The truth is, "even if there are rules, people will hook up anyway," admits Green.
No, Really: Avoid the Boss According to HR consultant Laurie Ruettimann, most written policies prohibit employees from dating only a direct boss or subordinate. Experts spoke with discourage manager-subordinate romances because they create the perception (or reality) of favoritism; in a worst-case scenario, both parties could be fired or dragged through a harassment lawsuit.
And women are disproportionately judged for these relationships, whether they're the boss—"With great power comes great responsibility," warns Green—or if they're the underling.
I carpool with a male coworker, and he and I have become friends.
He would like to hang out and possibly go to the movies and such things together.
Two of my coworkers have warned me to be careful, as there have just been rumors of people in the past possibly having relations and the woman was always the one to be terminated.
It is indeed legal to prohibit dating between coworkers (with a few exceptions, such as in California, where courts have ruled that the state constitution provides broader privacy protection in employment matters).

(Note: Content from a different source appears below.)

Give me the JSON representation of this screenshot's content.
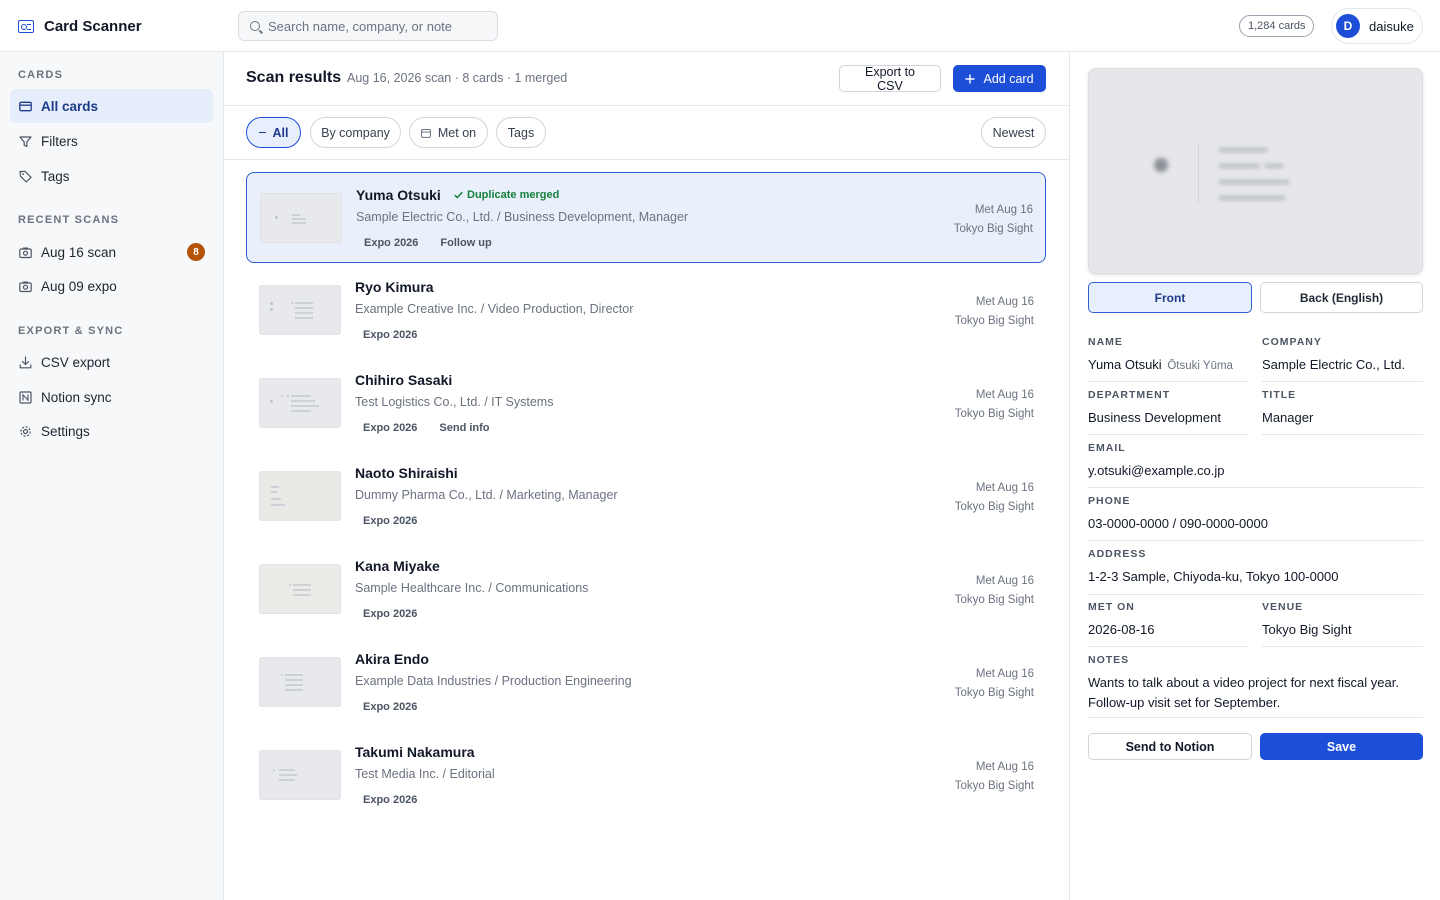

(You know the old saying about not, um, where you eat.) But as more Americans postpone marriage until their careers are established—and as hours get longer, with smartphones blurring work and play—it makes sense that attitudes are changing.Relationships with coworkers at your level or in different departments are less of a headache, and policies tend to reflect that.Nick,* 29, was surprised but pleased to be hired by his girlfriend's digital-media company, where several other couples worked together.If indeed that’s how your company does it, that’s sex discrimination and is illegal.(Or at least it’s illegal if your company is big enough to be covered by federal discrimination statutes — meaning that it has 15 or more employees.) As for the question of whether they need reasonable suspicion, employers don’t generally need “proof” before taking disciplinary action against employees in matter, but because the issue of romantic relations is a sticky one, I turned to employment attorney Bryan Cavanaugh to weigh in.